In the end, good wins. Always.

There’s a time for amusement, for laughter and farcical tales. There’s absolutely a time for escapism and comfort and wish fulfillment (especially in the middle of a dark tale). There’s a time for sibling drama and humor and stories of shy heartbreak and school pressures. Intense and suspenseful pulse-pounding tales aren’t the one true diet for young readers. But I absolutely believe them to be healthy for growing imaginations, as essential as protein and calcium for young bones and muscles.

My children have only ever known me as a writer. When the older three still toddled, I was always plinking away on a keyboard in the corner of their playroom. By the time all five were fully aware, I was writing in an office at the end of a long attic with bunk beds tucked into dormers. Their night-light was the glow beneath my door, and when someone couldn’t sleep or a dream took a bad turn, I was the closest port in the storm.

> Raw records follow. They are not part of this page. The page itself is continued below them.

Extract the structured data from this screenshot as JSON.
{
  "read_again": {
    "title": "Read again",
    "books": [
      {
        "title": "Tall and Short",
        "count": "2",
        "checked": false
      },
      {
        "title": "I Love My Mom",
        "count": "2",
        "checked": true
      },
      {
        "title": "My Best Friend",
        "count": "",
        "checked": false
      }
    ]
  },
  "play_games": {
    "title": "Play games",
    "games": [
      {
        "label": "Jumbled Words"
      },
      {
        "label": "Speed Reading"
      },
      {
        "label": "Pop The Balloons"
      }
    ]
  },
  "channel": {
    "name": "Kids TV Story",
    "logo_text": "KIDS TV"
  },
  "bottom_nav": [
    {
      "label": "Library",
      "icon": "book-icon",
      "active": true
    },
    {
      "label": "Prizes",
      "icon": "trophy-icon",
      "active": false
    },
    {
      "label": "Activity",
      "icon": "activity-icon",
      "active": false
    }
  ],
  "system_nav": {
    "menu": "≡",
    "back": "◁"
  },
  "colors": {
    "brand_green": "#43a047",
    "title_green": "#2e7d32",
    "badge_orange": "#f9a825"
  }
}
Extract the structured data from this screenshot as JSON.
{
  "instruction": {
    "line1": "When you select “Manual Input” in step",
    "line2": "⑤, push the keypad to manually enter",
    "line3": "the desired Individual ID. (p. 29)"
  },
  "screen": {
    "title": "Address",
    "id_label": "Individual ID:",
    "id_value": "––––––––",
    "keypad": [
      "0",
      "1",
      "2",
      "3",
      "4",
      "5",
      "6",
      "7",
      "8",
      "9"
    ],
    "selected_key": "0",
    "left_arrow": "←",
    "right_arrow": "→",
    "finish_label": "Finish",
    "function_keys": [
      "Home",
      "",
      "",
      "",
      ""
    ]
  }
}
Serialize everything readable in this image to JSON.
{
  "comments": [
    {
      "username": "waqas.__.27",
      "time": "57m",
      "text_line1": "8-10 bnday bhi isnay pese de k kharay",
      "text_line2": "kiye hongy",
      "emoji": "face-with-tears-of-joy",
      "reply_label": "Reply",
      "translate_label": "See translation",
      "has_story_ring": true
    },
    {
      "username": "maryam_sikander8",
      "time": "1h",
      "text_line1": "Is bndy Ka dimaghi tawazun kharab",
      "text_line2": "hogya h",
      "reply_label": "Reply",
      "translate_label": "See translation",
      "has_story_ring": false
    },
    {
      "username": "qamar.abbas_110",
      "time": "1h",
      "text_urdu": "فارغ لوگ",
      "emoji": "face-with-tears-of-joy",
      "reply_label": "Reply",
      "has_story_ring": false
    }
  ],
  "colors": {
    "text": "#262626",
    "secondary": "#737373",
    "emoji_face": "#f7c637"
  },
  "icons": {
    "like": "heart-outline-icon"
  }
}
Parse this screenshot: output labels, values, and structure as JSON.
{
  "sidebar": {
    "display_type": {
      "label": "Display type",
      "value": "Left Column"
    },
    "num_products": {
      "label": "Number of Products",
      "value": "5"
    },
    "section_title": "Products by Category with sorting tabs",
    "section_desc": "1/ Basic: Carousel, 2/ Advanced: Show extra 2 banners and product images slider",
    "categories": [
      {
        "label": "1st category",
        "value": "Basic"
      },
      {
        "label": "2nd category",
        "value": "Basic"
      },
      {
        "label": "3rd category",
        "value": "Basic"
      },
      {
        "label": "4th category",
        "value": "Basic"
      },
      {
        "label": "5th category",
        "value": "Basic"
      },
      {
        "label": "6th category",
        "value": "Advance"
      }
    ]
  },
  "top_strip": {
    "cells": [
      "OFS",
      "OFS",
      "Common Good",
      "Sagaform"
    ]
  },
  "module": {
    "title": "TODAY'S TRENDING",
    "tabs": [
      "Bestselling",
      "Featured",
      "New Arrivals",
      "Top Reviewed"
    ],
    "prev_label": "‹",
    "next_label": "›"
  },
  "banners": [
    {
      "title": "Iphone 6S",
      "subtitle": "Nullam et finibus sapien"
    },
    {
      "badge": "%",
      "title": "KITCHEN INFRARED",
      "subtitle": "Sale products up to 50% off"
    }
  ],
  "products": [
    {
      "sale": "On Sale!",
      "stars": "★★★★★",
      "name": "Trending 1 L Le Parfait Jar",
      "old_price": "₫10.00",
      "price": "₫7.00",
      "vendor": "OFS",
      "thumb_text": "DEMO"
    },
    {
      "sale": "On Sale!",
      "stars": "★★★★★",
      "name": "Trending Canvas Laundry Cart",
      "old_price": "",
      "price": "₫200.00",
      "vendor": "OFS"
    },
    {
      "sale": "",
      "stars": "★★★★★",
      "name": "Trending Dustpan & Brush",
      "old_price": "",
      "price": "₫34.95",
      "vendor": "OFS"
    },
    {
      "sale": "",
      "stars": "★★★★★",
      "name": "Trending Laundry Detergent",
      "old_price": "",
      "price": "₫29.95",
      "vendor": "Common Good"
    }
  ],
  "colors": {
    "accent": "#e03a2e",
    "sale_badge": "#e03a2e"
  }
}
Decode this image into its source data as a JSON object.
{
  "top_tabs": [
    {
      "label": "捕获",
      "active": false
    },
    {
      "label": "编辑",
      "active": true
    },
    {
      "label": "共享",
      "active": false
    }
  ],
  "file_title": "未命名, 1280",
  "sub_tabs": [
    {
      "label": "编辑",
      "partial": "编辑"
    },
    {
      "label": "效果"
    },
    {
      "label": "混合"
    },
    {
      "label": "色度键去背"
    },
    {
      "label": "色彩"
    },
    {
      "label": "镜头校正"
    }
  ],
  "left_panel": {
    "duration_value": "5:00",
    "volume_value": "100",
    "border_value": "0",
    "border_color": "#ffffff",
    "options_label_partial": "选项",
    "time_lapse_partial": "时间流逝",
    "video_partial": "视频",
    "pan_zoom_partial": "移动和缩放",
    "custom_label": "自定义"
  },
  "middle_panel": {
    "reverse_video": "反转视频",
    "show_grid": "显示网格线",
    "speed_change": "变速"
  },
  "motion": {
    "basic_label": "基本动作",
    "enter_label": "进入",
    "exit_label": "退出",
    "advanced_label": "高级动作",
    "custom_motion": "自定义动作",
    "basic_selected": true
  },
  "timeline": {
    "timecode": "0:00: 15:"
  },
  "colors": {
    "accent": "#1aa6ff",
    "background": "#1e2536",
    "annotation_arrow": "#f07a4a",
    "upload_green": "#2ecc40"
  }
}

As it turns out, five children can produce worries and fears and dreams in bulk, and I’ve spent many hours fighting story with story.

In our house, when a day has brought struggle or pain or frustration, when we’ve stood at a deathbed or beside a new grave, we gather together, we sit down and listen. We assess characters and choices, villains and themes. We talk about darkness, we talk about light. We talk about loss and bittersweet victory. We talk about winter and spring resurrections. And through all of this talking, my children have learned, the most important stories are the stories we live.

The rest are all food for the journey.